Views of Rome in the '700s - volume I
Gates, piazzas, palaces, basilicas, bridges 100 engravings taken from the first part of The Magnificence of Ancient and Modern Rome (vols. 1-5)
By presenting 200 numbered prints that form the main part of Delle Manificenze di Roma Antica e Moderna by Giuseppe Vasi (1710-1782), originally published in 10 volumes between 1747 and 1761, we wish to recreate the urban structure of the capital of the Christian world at the point when it was becoming a "modern" city, endowed by popes and patrons with the public works and places for social interaction that sered to enhance both the look of the city and its spheres of labour and commerce.

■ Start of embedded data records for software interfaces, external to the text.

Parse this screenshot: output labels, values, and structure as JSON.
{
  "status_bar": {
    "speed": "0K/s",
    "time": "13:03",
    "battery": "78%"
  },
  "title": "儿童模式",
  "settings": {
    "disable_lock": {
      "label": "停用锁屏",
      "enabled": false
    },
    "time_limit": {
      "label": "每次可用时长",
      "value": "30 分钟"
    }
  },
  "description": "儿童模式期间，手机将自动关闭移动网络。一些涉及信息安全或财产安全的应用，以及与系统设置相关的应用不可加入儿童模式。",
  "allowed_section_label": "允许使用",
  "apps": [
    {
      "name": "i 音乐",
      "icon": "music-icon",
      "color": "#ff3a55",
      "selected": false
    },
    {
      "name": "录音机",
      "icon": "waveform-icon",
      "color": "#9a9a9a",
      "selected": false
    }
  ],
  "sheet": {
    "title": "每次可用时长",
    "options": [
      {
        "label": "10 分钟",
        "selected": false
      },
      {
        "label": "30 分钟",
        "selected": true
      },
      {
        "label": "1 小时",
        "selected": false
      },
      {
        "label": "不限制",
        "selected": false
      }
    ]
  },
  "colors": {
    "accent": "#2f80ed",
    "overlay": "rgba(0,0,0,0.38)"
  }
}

Though the artist, in his lucidity of vision, his lively down-to-earth sensibility and the documentary quality of his engravings, showed his openness and sensitivity to the changing times, he nevertheless remained tied to the ancien régime tastes of the papal court and Roman society of the 18th century. His detached love of the city, his contemplation of antiquity and his feverish and original etching manner all fascinated the young Piranesi, who arrived in Rome in 1740. Piranesi took engraving lessons in Vasi's workshop but later eclipsed his master in quality and detail.

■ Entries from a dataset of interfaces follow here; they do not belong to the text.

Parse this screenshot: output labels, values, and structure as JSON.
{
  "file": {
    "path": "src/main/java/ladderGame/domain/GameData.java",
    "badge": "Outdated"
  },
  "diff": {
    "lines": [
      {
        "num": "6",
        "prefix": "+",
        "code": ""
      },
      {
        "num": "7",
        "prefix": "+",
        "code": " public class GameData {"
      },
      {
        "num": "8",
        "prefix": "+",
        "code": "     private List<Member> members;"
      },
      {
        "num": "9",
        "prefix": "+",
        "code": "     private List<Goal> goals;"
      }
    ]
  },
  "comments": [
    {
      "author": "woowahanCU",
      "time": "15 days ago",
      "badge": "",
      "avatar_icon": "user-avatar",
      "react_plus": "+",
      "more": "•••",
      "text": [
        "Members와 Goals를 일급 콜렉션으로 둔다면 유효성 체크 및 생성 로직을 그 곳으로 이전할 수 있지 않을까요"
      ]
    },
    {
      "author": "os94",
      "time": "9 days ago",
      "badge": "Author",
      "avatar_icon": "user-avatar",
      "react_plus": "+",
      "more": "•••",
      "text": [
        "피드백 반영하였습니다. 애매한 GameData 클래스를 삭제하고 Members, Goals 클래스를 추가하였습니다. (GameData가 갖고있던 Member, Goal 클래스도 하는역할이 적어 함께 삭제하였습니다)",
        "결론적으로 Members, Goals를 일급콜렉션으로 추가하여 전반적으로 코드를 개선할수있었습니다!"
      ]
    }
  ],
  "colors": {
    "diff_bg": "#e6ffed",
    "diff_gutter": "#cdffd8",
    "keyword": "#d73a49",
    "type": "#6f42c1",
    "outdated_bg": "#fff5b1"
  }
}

Considering the cold, analytical quality of the city and the detailed views of architecture and monuments typical to the engravings of his predecessors, Vasi counters with views that are subtler and more poetically inspired. In the first five books (1747-1754), the engraver illustrates the "esterno di tutta Roma", the city's monuments and most picturesquely landscaped spots: walls, gates, basilicas, bridges on the Tiber, noble palaces, piazzas and famous streets.

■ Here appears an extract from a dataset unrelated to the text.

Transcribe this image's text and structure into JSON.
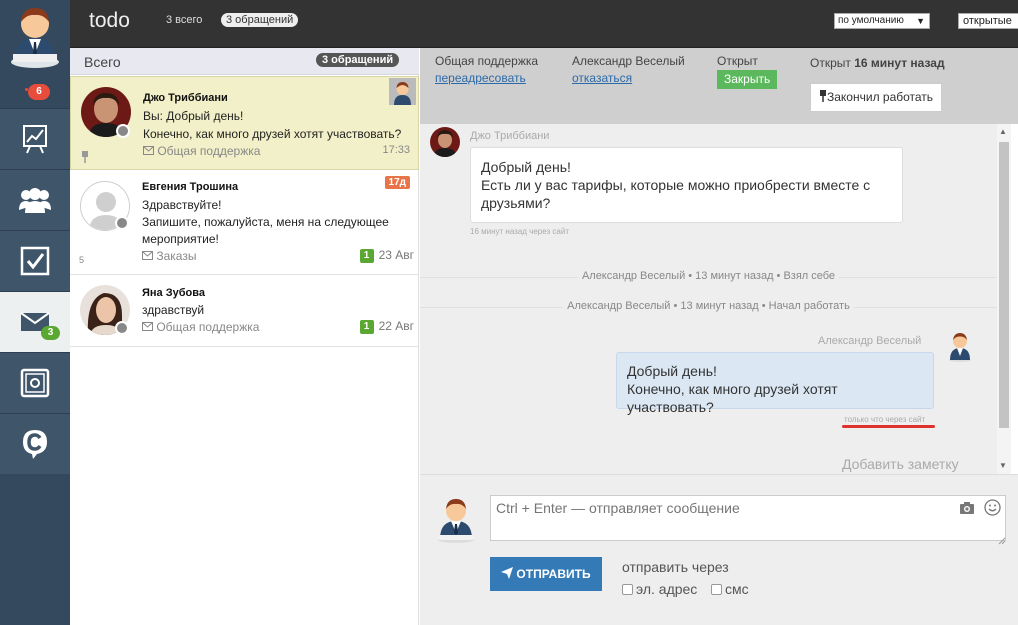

It is this first part where he most freely expresses his strong poetic vein, and where the celebratory tone of his work is most evident.